> **TASK TO COMPLETE**: Produce a word-for-word copy of the listing below without its pictures.

■ ■ ■ ■ ■

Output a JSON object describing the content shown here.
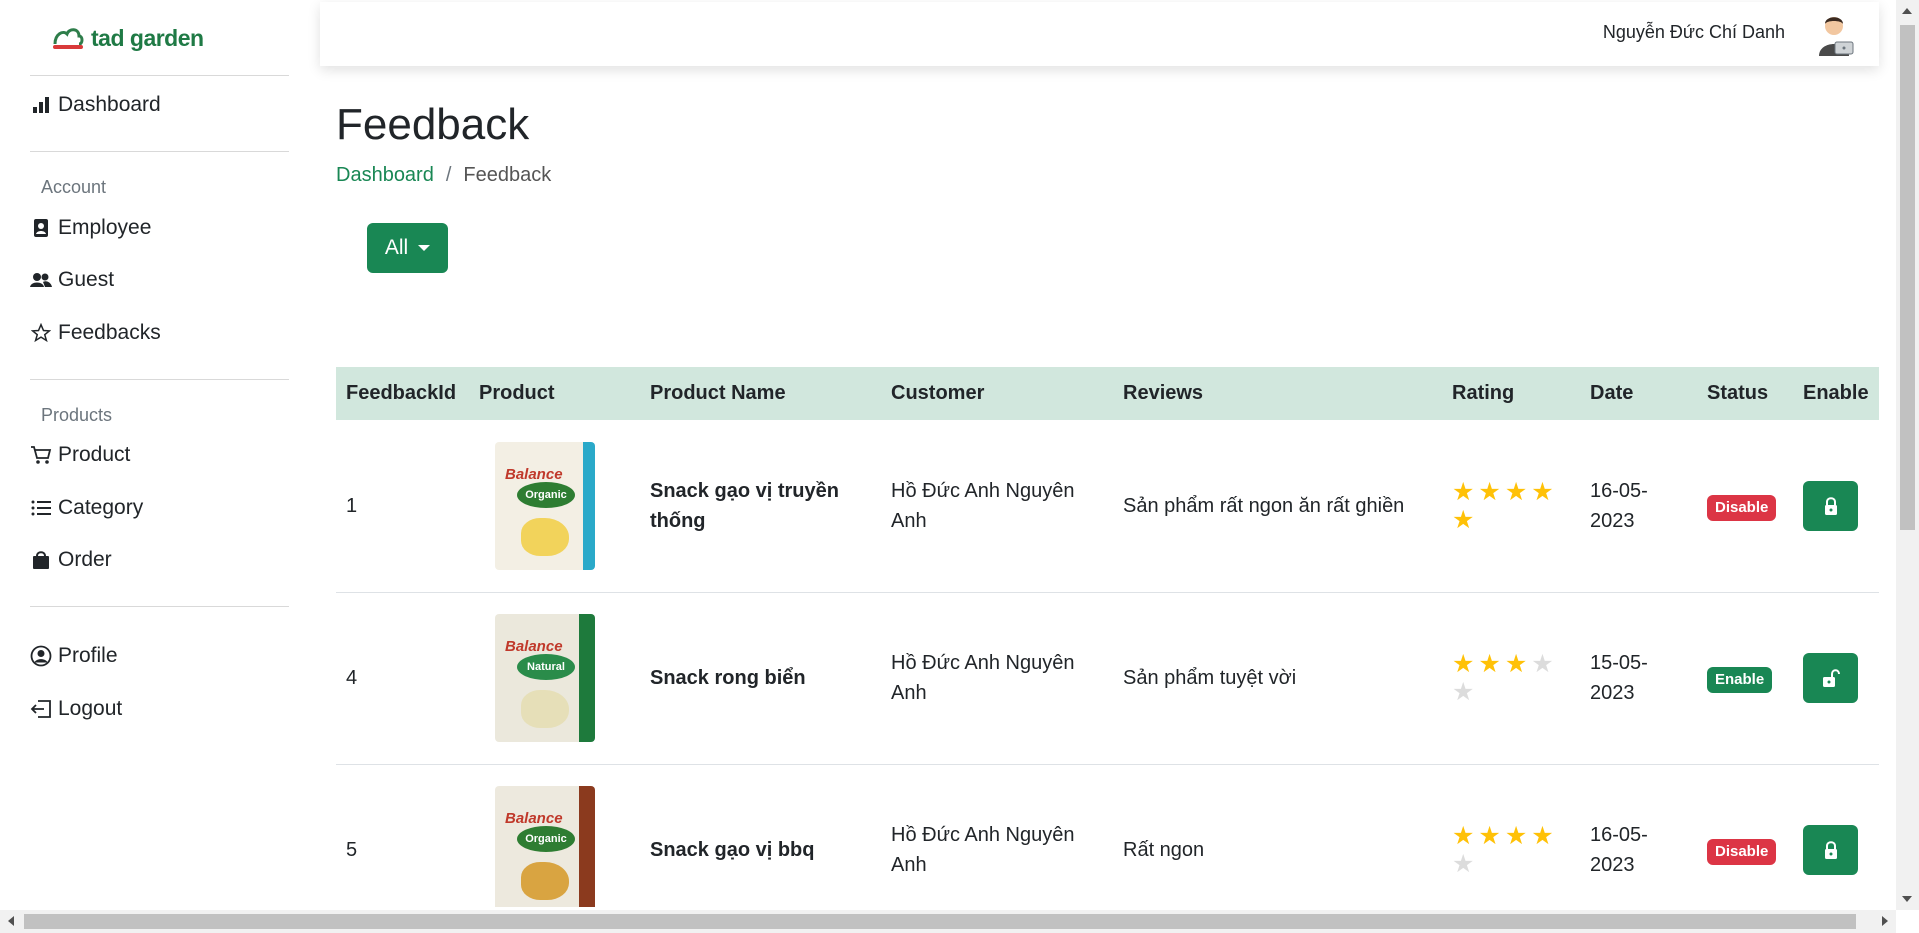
{
  "brand": {
    "name": "tad garden"
  },
  "sidebar": {
    "dashboard": "Dashboard",
    "account_heading": "Account",
    "employee": "Employee",
    "guest": "Guest",
    "feedbacks": "Feedbacks",
    "products_heading": "Products",
    "product": "Product",
    "category": "Category",
    "order": "Order",
    "profile": "Profile",
    "logout": "Logout"
  },
  "header": {
    "user_name": "Nguyễn Đức Chí Danh"
  },
  "page": {
    "title": "Feedback",
    "breadcrumb": {
      "home": "Dashboard",
      "separator": "/",
      "current": "Feedback"
    },
    "filter": {
      "selected": "All"
    }
  },
  "table": {
    "headers": [
      "FeedbackId",
      "Product",
      "Product Name",
      "Customer",
      "Reviews",
      "Rating",
      "Date",
      "Status",
      "Enable"
    ],
    "rows": [
      {
        "id": "1",
        "product_image": "Balance Organic",
        "product_name": "Snack gạo vị truyền thống",
        "customer": "Hồ Đức Anh Nguyên Anh",
        "review": "Sản phẩm rất ngon ăn rất ghiền",
        "rating": 5,
        "date": "16-05-2023",
        "status": "Disable",
        "lock_icon": "lock-icon"
      },
      {
        "id": "4",
        "product_image": "Balance Natural",
        "product_name": "Snack rong biển",
        "customer": "Hồ Đức Anh Nguyên Anh",
        "review": "Sản phẩm tuyệt vời",
        "rating": 3,
        "date": "15-05-2023",
        "status": "Enable",
        "lock_icon": "unlock-icon"
      },
      {
        "id": "5",
        "product_image": "Balance Organic",
        "product_name": "Snack gạo vị bbq",
        "customer": "Hồ Đức Anh Nguyên Anh",
        "review": "Rất ngon",
        "rating": 4,
        "date": "16-05-2023",
        "status": "Disable",
        "lock_icon": "lock-icon"
      }
    ]
  },
  "colors": {
    "primary": "#198754",
    "danger": "#dc3545",
    "header_row": "#d1e7dd",
    "star": "#ffc107"
  }
}
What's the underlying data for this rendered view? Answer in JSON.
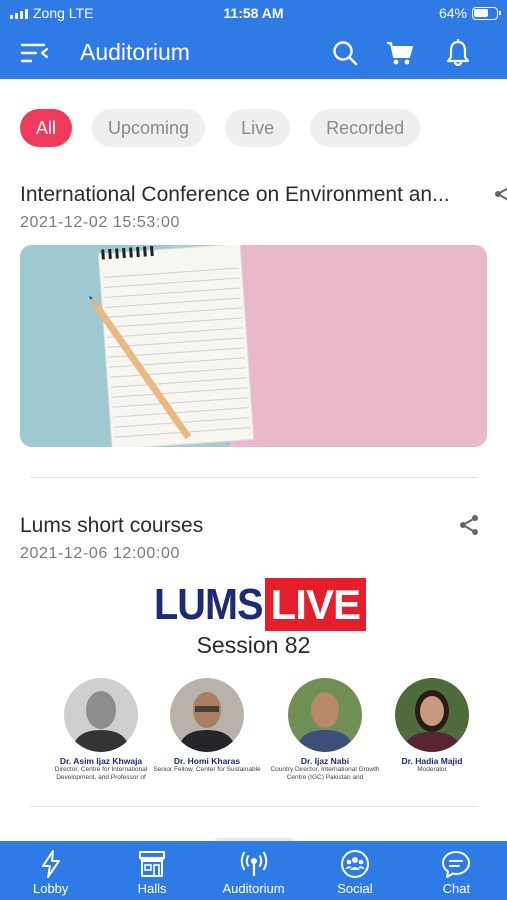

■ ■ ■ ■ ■

> **RESPONSE FOR THIS EXERCISE**:
Output a JSON object describing the content shown here.
{
  "brand": {
    "name": "tad garden"
  },
  "sidebar": {
    "dashboard": "Dashboard",
    "account_heading": "Account",
    "employee": "Employee",
    "guest": "Guest",
    "feedbacks": "Feedbacks",
    "products_heading": "Products",
    "product": "Product",
    "category": "Category",
    "order": "Order",
    "profile": "Profile",
    "logout": "Logout"
  },
  "header": {
    "user_name": "Nguyễn Đức Chí Danh"
  },
  "page": {
    "title": "Feedback",
    "breadcrumb": {
      "home": "Dashboard",
      "separator": "/",
      "current": "Feedback"
    },
    "filter": {
      "selected": "All"
    }
  },
  "table": {
    "headers": [
      "FeedbackId",
      "Product",
      "Product Name",
      "Customer",
      "Reviews",
      "Rating",
      "Date",
      "Status",
      "Enable"
    ],
    "rows": [
      {
        "id": "1",
        "product_image": "Balance Organic",
        "product_name": "Snack gạo vị truyền thống",
        "customer": "Hồ Đức Anh Nguyên Anh",
        "review": "Sản phẩm rất ngon ăn rất ghiền",
        "rating": 5,
        "date": "16-05-2023",
        "status": "Disable",
        "lock_icon": "lock-icon"
      },
      {
        "id": "4",
        "product_image": "Balance Natural",
        "product_name": "Snack rong biển",
        "customer": "Hồ Đức Anh Nguyên Anh",
        "review": "Sản phẩm tuyệt vời",
        "rating": 3,
        "date": "15-05-2023",
        "status": "Enable",
        "lock_icon": "unlock-icon"
      },
      {
        "id": "5",
        "product_image": "Balance Organic",
        "product_name": "Snack gạo vị bbq",
        "customer": "Hồ Đức Anh Nguyên Anh",
        "review": "Rất ngon",
        "rating": 4,
        "date": "16-05-2023",
        "status": "Disable",
        "lock_icon": "lock-icon"
      }
    ]
  },
  "colors": {
    "primary": "#198754",
    "danger": "#dc3545",
    "header_row": "#d1e7dd",
    "star": "#ffc107"
  }
}
What's the underlying data for this rendered view? Answer in JSON.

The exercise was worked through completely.